Scan the records and identify every line in which the string "JSON" occurs, then return those lines.
─── EXCERPTED DATA ───
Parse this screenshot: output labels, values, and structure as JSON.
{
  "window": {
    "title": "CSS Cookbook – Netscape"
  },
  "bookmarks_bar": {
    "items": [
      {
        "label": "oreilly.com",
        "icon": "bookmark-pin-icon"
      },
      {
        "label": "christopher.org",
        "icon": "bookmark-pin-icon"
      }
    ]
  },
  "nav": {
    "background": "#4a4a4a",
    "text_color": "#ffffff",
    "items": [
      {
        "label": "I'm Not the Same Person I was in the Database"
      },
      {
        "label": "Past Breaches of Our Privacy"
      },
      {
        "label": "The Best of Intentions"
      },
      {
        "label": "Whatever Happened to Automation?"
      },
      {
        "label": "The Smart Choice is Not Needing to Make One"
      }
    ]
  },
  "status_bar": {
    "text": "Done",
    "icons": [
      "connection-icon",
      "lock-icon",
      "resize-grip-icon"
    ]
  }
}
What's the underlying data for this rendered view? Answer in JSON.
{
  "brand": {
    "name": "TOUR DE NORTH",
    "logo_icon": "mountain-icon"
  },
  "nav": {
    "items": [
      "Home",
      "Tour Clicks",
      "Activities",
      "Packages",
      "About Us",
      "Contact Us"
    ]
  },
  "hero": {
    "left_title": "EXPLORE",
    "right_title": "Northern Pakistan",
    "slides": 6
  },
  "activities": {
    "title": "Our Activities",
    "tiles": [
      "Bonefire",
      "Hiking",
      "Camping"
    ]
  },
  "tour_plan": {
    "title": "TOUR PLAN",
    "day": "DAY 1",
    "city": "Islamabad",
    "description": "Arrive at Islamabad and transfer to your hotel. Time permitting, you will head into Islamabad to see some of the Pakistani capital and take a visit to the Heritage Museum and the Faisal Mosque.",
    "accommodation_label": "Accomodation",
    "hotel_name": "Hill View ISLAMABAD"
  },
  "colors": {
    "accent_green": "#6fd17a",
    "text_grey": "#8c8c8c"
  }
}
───
- _OUTPUT OF THE EXERCISE_
Parse this screenshot: output labels, values, and structure as JSON.
What's the underlying data for this rendered view? Answer in JSON.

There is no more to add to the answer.